Citation: van Ruiten CC, Veltman DJ, Nieuwdorp M and IJzerman RG (2022) Brain Activation in Response to Low-Calorie Food Pictures: An Explorative Analysis of a Randomized Trial With Dapagliflozin and Exenatide. Front. Endocrinol. 13:863592. doi: 10.3389/fendo.2022.863592
Received: 27 January 2022; Accepted: 31 March 2022;
Published: 04 May 2022.
Edited by:Tuomas O. Kilpeläinen, University of Copenhagen, Denmark
Reviewed by:Charles-Henri Malbert, Institut National de recherche pour l’agriculture, l’alimentation et l’environnement (INRAE), France
Ligang Zhou, Shanghai Pudong Hospital, China

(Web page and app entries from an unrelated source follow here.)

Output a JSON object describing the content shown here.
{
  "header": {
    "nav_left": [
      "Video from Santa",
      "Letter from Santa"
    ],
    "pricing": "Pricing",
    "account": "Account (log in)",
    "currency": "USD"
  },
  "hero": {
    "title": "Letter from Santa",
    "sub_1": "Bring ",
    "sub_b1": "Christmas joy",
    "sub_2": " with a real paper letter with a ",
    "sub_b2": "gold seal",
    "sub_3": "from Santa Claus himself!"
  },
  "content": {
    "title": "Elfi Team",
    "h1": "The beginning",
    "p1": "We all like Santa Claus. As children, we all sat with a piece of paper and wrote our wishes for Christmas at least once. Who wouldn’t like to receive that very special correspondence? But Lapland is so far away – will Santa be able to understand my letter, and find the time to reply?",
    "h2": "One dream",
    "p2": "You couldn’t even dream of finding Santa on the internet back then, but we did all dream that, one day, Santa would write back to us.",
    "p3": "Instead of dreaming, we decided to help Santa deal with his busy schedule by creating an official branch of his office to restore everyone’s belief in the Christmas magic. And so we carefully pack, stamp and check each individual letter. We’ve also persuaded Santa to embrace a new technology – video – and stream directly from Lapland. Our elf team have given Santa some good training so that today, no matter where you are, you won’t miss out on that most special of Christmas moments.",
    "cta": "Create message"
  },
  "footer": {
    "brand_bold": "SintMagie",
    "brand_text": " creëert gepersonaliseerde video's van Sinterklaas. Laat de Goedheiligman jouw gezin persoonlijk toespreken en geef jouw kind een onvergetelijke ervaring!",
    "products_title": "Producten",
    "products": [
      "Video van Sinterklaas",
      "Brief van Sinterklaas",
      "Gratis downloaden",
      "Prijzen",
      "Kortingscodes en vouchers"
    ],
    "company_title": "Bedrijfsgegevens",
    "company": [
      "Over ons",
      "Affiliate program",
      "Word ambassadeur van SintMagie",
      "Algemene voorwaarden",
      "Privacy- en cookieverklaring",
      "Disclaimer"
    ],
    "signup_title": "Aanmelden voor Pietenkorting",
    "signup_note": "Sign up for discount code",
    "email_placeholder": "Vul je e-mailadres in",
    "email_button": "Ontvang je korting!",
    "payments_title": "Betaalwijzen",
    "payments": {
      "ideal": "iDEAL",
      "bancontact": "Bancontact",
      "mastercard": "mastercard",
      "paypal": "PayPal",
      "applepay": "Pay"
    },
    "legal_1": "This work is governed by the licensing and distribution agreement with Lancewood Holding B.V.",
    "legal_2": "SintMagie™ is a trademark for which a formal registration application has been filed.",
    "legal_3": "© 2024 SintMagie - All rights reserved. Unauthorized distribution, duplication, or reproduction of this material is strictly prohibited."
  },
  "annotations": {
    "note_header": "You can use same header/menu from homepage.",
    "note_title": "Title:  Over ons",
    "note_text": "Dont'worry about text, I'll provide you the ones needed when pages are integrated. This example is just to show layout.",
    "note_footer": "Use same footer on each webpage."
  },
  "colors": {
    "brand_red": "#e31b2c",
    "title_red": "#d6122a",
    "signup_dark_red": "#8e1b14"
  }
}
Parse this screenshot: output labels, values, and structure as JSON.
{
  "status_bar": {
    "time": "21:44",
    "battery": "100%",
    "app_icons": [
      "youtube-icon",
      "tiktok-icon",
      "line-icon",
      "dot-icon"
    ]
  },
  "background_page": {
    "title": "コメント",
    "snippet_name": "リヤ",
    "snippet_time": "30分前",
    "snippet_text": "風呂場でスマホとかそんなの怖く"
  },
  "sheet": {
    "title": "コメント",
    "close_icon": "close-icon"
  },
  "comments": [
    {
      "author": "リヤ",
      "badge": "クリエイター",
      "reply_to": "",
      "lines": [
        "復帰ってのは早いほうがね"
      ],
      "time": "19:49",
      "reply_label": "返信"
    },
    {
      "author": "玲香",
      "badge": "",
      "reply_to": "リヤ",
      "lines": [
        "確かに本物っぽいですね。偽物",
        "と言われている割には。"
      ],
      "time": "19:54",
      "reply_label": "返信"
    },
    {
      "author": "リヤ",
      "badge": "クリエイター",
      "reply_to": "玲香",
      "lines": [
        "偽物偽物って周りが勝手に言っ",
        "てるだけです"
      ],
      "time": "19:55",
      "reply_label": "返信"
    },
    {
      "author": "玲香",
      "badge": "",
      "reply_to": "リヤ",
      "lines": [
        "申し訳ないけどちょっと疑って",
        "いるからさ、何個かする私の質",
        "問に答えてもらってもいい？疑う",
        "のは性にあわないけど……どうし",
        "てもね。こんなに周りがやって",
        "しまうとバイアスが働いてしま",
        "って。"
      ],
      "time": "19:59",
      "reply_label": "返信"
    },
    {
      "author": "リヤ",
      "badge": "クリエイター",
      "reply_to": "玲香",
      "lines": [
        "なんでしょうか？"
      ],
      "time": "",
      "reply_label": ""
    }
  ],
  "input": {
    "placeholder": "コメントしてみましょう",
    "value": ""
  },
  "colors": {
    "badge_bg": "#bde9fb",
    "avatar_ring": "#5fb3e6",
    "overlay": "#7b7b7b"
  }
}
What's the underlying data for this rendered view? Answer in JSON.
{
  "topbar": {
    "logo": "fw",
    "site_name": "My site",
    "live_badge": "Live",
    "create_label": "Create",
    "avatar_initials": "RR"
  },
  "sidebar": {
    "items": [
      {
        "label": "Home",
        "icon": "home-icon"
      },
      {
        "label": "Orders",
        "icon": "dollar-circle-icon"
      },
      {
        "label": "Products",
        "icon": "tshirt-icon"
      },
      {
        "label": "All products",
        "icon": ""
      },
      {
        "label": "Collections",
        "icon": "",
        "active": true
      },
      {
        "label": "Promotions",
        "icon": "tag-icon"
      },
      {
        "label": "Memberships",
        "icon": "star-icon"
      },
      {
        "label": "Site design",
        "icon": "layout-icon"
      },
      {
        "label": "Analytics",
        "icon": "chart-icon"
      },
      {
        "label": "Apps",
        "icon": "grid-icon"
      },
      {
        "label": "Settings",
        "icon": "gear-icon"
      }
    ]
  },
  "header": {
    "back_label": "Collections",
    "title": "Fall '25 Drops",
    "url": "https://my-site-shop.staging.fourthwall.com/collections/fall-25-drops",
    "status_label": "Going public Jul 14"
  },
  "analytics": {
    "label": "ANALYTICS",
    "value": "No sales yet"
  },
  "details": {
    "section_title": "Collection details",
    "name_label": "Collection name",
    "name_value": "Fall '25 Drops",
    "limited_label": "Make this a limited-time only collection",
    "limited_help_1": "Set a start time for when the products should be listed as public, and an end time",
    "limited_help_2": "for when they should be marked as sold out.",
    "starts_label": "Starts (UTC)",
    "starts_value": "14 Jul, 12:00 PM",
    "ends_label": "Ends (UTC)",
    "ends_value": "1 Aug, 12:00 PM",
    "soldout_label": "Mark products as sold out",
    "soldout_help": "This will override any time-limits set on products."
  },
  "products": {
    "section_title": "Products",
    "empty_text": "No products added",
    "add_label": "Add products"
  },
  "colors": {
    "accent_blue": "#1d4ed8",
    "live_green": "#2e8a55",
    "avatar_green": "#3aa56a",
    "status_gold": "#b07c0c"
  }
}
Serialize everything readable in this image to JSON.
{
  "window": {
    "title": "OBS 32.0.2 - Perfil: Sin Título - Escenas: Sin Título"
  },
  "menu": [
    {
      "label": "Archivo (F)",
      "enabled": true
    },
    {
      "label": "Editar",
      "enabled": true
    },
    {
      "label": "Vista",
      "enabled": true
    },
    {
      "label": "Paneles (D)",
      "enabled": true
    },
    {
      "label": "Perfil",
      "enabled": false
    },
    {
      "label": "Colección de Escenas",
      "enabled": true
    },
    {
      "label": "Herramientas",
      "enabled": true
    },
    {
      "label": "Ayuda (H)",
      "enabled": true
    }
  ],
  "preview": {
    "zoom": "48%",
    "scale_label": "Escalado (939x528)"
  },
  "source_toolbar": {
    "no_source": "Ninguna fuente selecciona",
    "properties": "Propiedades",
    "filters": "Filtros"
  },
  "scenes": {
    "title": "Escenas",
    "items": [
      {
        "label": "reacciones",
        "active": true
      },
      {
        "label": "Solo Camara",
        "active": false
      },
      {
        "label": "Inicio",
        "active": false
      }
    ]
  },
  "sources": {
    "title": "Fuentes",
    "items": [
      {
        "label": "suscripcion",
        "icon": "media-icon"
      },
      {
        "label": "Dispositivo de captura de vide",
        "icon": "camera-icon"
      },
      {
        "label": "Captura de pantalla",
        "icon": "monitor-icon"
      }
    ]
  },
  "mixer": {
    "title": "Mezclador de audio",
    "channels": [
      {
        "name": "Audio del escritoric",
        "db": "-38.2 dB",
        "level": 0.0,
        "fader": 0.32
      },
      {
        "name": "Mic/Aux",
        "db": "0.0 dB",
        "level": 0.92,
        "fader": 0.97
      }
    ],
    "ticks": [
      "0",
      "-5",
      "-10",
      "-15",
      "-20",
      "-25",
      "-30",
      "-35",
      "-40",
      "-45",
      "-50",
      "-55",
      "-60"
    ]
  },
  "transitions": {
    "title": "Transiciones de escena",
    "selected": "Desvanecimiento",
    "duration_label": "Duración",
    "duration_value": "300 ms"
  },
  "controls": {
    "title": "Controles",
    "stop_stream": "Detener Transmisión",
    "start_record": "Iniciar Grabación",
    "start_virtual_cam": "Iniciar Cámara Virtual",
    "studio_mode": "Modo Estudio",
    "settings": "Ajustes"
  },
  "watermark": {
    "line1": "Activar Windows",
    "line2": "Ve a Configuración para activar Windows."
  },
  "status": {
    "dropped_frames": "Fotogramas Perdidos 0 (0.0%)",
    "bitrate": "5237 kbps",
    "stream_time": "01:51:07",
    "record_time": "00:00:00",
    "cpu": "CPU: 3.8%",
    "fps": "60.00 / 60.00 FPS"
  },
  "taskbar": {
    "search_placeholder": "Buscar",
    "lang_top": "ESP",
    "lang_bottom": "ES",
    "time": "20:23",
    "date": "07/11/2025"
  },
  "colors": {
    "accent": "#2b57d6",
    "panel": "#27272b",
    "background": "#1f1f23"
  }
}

Copyright © 2022 van Ruiten, Veltman, Nieuwdorp and IJzerman. This is an open-access article distributed under the terms of the Creative Commons Attribution License (CC BY). The use, distribution or reproduction in other forums is permitted, provided the original author(s) and the copyright owner(s) are credited and that the original publication in this journal is cited, in accordance with accepted academic practice. No use, distribution or reproduction is permitted which does not comply with these terms.
*Correspondence: Charlotte C. van Ruiten, email@example.com